  • Working with international investors;
  • Aimed at bringing smallholders to international markets;
  • Strengthening regional market integration;

So while the MDC was a “spatial development initiative” (SDI), linking post-apartheid South AFrica to post-war Mozambique, the SAGCOT is a newer approach, at base about linking international fertilizer companies and other international investors to smallholders.

The main lessons drawn from examining the two corridors were as follows:

  • Basic trade flows have improved at the relevant border posts – easing trade flows along both corridors and thereby signifying some degree of success.
  • Both initiatives relied on presidential support, leading perhaps to their success, but also to a sense of “limited beneficiaries” and criticisms of lack of benefit for the poor.
  • For the MDC, RSA transit seems to benefit more through Maputo port use than integration from Mozambican goods to RSA. While not unexpected, this highlights the need for complementary policies to ensure the corridor approach spreads benefits more widely.
  • SAGCOT is predominantly private sector driven. While offering opportunities in terms of momentum and the potential sustainability of the project, this also involves certain risks, given the strong commercial interest in accessing fertilizer and other markets that may override development concerns.
  • Domestic private sector operators are broadly sceptical of this kind of planned approach, particularly SAGCOT and government-designed (CAADP) Investment Plans, referring more to the need for facilitation in their investment.
  • It is extremely complex to work with the vast range of different actors involved in a corridors approach, requiring time, patience and flexibility
  • Value chain integration between countries still appears to depend to a high degree on behind the border, domestic policy issues.
  • Remaining challenges relate to how to get investors to actually invest rather than simply signing up to an initiative on paper?

Overall then, there is a risk that corridors like SAGCOT and the MDC serve only as corridors of power, for political and economic elites, rather than corridors of plenty that really have an impact on food security.

Given the new-found push for agricultural corridors and engaging with international investors in the context of the Comprehensive African Agricultural Development Programme (CAADP), the above observations raise complementary issues that might be addressed through CAADP to ensure greater developmental impact:

  • Given the relatively narrow section of farmers likely to benefit from the corridors approach, additional policies could focus on small-holder benefits and integration measures.
  • A policy focus on formal aspects of regional integratrion neglects the enormous amount of informal regional trade. While informal traders might indirectly benefit from the corridors approach, there may be a more explicit role for CAADO in working with informal traders and smallholders regionally to spread benefits more widely
  • Making the corridor approach more “inclusive” by prioritizing those in the region already and engaging in participatory discussions at the sub-national level and beyond the presidential-MNCs circles.

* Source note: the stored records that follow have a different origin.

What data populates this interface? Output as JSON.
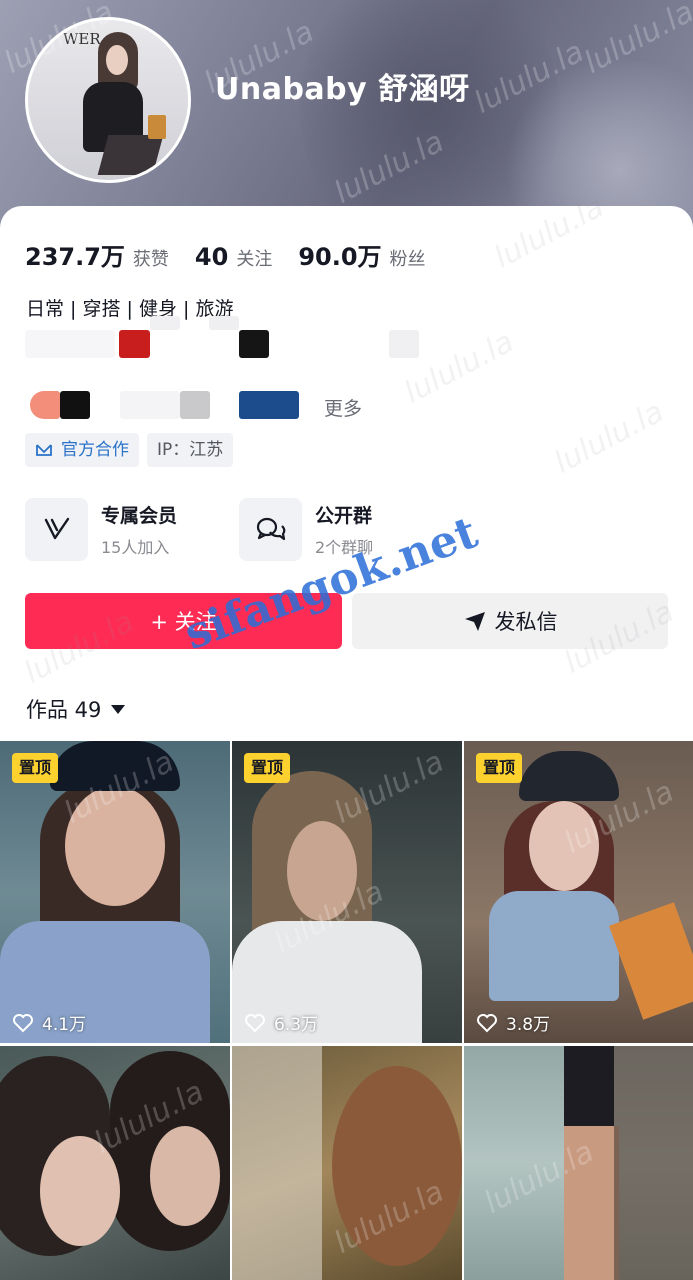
{
  "profile": {
    "username": "Unababy 舒涵呀",
    "avatar_text": "WER"
  },
  "stats": [
    {
      "value": "237.7万",
      "label": "获赞"
    },
    {
      "value": "40",
      "label": "关注"
    },
    {
      "value": "90.0万",
      "label": "粉丝"
    }
  ],
  "bio": "日常 | 穿搭 | 健身 | 旅游",
  "more_label": "更多",
  "tags": {
    "official": "官方合作",
    "ip": "IP：江苏"
  },
  "features": [
    {
      "title": "专属会员",
      "subtitle": "15人加入",
      "icon": "v-badge-icon"
    },
    {
      "title": "公开群",
      "subtitle": "2个群聊",
      "icon": "chat-bubbles-icon"
    }
  ],
  "actions": {
    "follow": "+ 关注",
    "message": "发私信"
  },
  "works": {
    "label": "作品 49"
  },
  "videos": [
    {
      "pinned": "置顶",
      "likes": "4.1万"
    },
    {
      "pinned": "置顶",
      "likes": "6.3万"
    },
    {
      "pinned": "置顶",
      "likes": "3.8万"
    },
    {
      "pinned": "",
      "likes": ""
    },
    {
      "pinned": "",
      "likes": ""
    },
    {
      "pinned": "",
      "likes": ""
    }
  ],
  "watermarks": {
    "repeat": "lululu.la",
    "site": "sifangok.net"
  },
  "colors": {
    "accent": "#fe2c55",
    "pin": "#fdd22e",
    "official_blue": "#2a73c9"
  }
}
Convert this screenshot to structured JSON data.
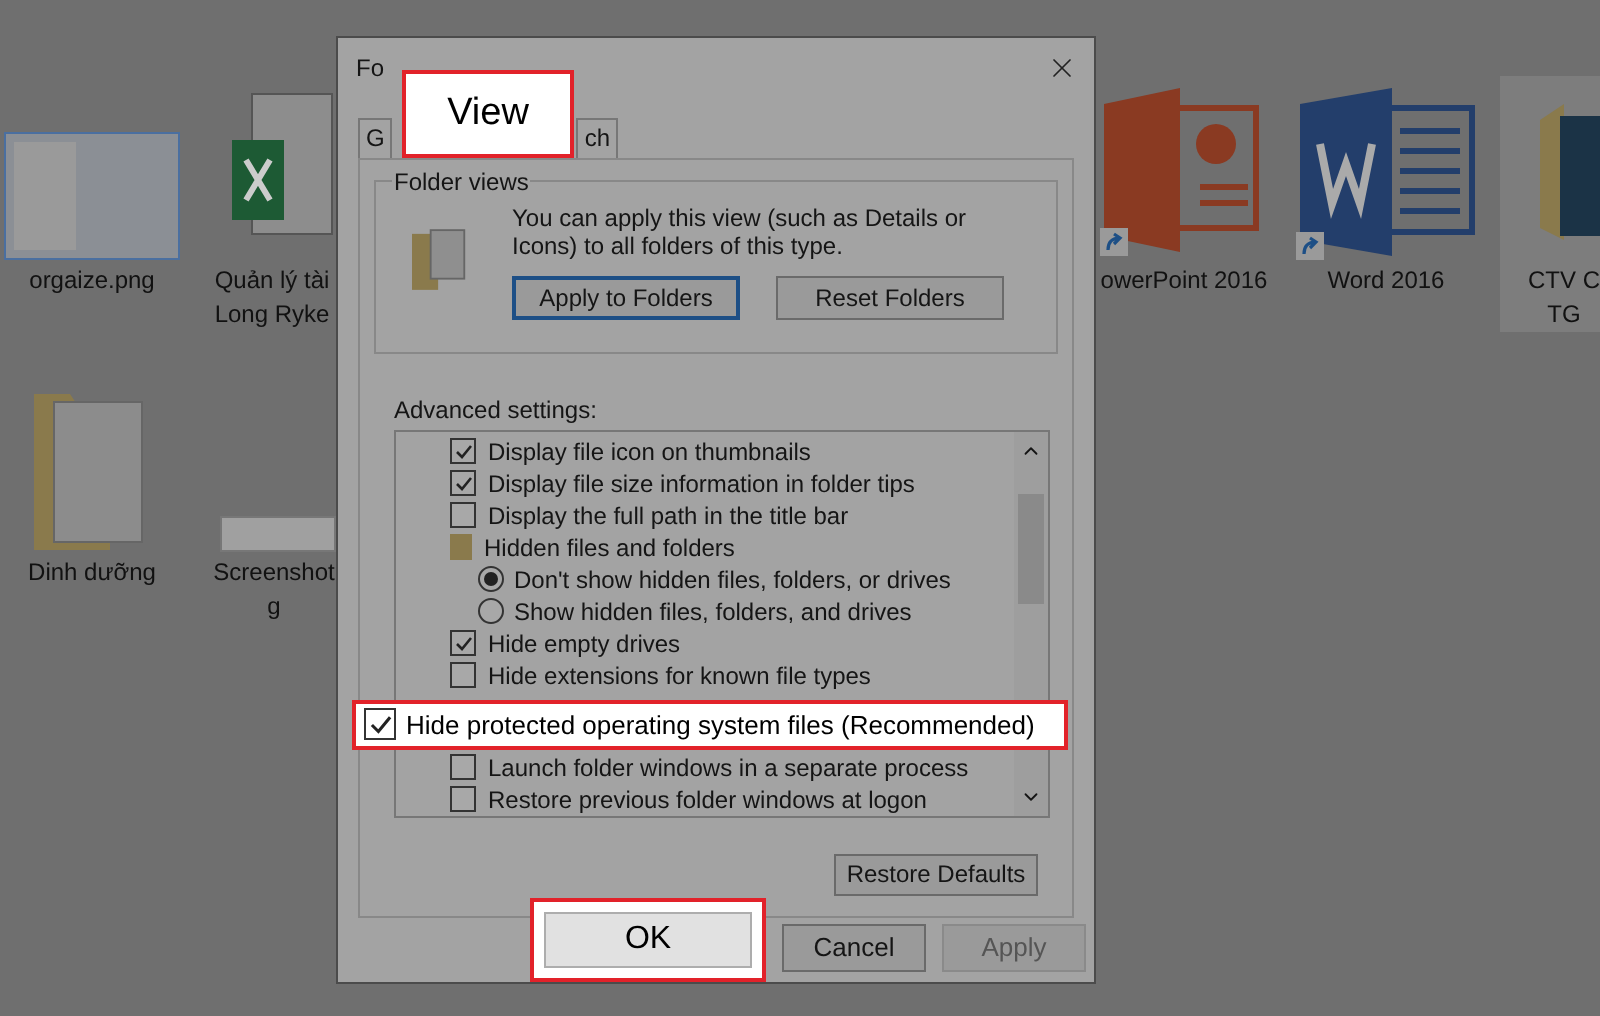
{
  "desktop": {
    "icons": [
      {
        "label": "orgaize.png",
        "kind": "screenshot",
        "shortcut": false,
        "selected": false
      },
      {
        "label": "Quản lý tài\nLong Ryke",
        "kind": "excel",
        "shortcut": false,
        "selected": false
      },
      {
        "label": "owerPoint 2016",
        "kind": "powerpoint",
        "shortcut": true,
        "selected": false
      },
      {
        "label": "Word 2016",
        "kind": "word",
        "shortcut": true,
        "selected": false
      },
      {
        "label": "CTV C\nTG",
        "kind": "psfolder",
        "shortcut": false,
        "selected": true
      },
      {
        "label": "Dinh dưỡng",
        "kind": "folder",
        "shortcut": false,
        "selected": false
      },
      {
        "label": "Screenshot\ng",
        "kind": "strip",
        "shortcut": false,
        "selected": false
      }
    ]
  },
  "dialog": {
    "title": "Fo",
    "tabs": [
      {
        "label": "G"
      },
      {
        "label": "ch"
      }
    ],
    "view_callout": "View",
    "folder_views": {
      "legend": "Folder views",
      "description": "You can apply this view (such as Details or Icons) to all folders of this type.",
      "buttons": [
        {
          "label": "Apply to Folders",
          "focused": true
        },
        {
          "label": "Reset Folders",
          "focused": false
        }
      ]
    },
    "advanced": {
      "label": "Advanced settings:",
      "items": [
        {
          "kind": "checkbox",
          "label": "Display file icon on thumbnails",
          "checked": true
        },
        {
          "kind": "checkbox",
          "label": "Display file size information in folder tips",
          "checked": true
        },
        {
          "kind": "checkbox",
          "label": "Display the full path in the title bar",
          "checked": false
        },
        {
          "kind": "folder",
          "label": "Hidden files and folders",
          "children": [
            {
              "kind": "radio",
              "label": "Don't show hidden files, folders, or drives",
              "selected": true
            },
            {
              "kind": "radio",
              "label": "Show hidden files, folders, and drives",
              "selected": false
            }
          ]
        },
        {
          "kind": "checkbox",
          "label": "Hide empty drives",
          "checked": true
        },
        {
          "kind": "checkbox",
          "label": "Hide extensions for known file types",
          "checked": false
        },
        {
          "kind": "highlighted",
          "label": "Hide protected operating system files (Recommended)",
          "checked": true
        },
        {
          "kind": "checkbox",
          "label": "Launch folder windows in a separate process",
          "checked": false
        },
        {
          "kind": "checkbox",
          "label": "Restore previous folder windows at logon",
          "checked": false
        }
      ]
    },
    "restore": "Restore Defaults",
    "buttons": [
      {
        "label": "OK",
        "highlighted": true,
        "disabled": false
      },
      {
        "label": "Cancel",
        "highlighted": false,
        "disabled": false
      },
      {
        "label": "Apply",
        "highlighted": false,
        "disabled": true
      }
    ]
  }
}
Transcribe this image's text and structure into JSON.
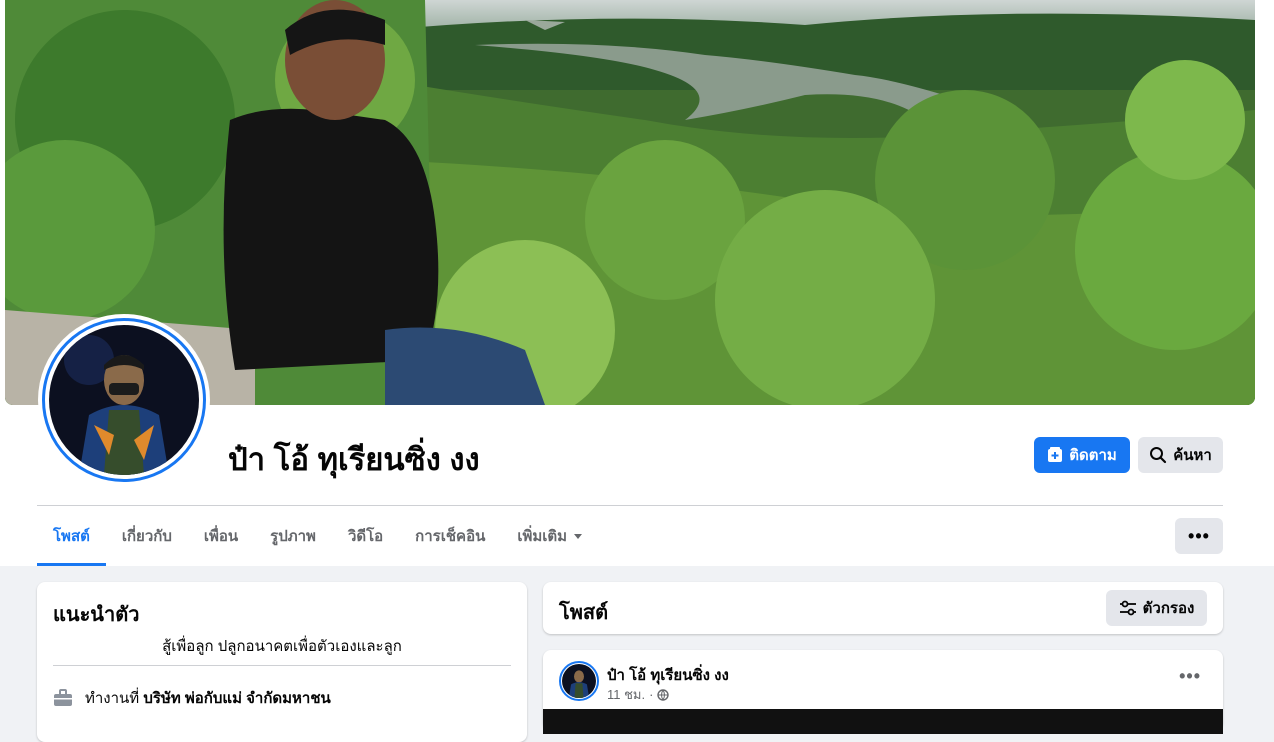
{
  "profile": {
    "name": "ป๋า โอ้ ทุเรียนซิ่ง งง",
    "follow_label": "ติดตาม",
    "search_label": "ค้นหา"
  },
  "tabs": [
    {
      "label": "โพสต์"
    },
    {
      "label": "เกี่ยวกับ"
    },
    {
      "label": "เพื่อน"
    },
    {
      "label": "รูปภาพ"
    },
    {
      "label": "วิดีโอ"
    },
    {
      "label": "การเช็คอิน"
    },
    {
      "label": "เพิ่มเติม"
    }
  ],
  "tabs_more_button": "•••",
  "intro": {
    "title": "แนะนำตัว",
    "bio": "สู้เพื่อลูก ปลูกอนาคตเพื่อตัวเองและลูก",
    "work_prefix": "ทำงานที่",
    "work_place": "บริษัท พ่อกับแม่ จำกัดมหาชน"
  },
  "posts": {
    "title": "โพสต์",
    "filter_label": "ตัวกรอง"
  },
  "post": {
    "author": "ป๋า โอ้ ทุเรียนซิ่ง งง",
    "time": "11 ชม.",
    "separator": "·",
    "more": "•••"
  },
  "colors": {
    "accent": "#1877f2",
    "background": "#f0f2f5",
    "secondary_button": "#e4e6eb"
  },
  "icons": {
    "follow": "add-friend-icon",
    "search": "search-icon",
    "filter": "filter-icon",
    "work": "briefcase-icon",
    "privacy": "globe-icon",
    "dropdown": "caret-down-icon"
  }
}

Corridors and their use of PPPs do seem to offer a range of opportunities – the challenge is to put in place policies that ensure the benefits are spread more widely. 

Photo credit main picture: Ton Rulkens / port of Pemba town in northern Mozambique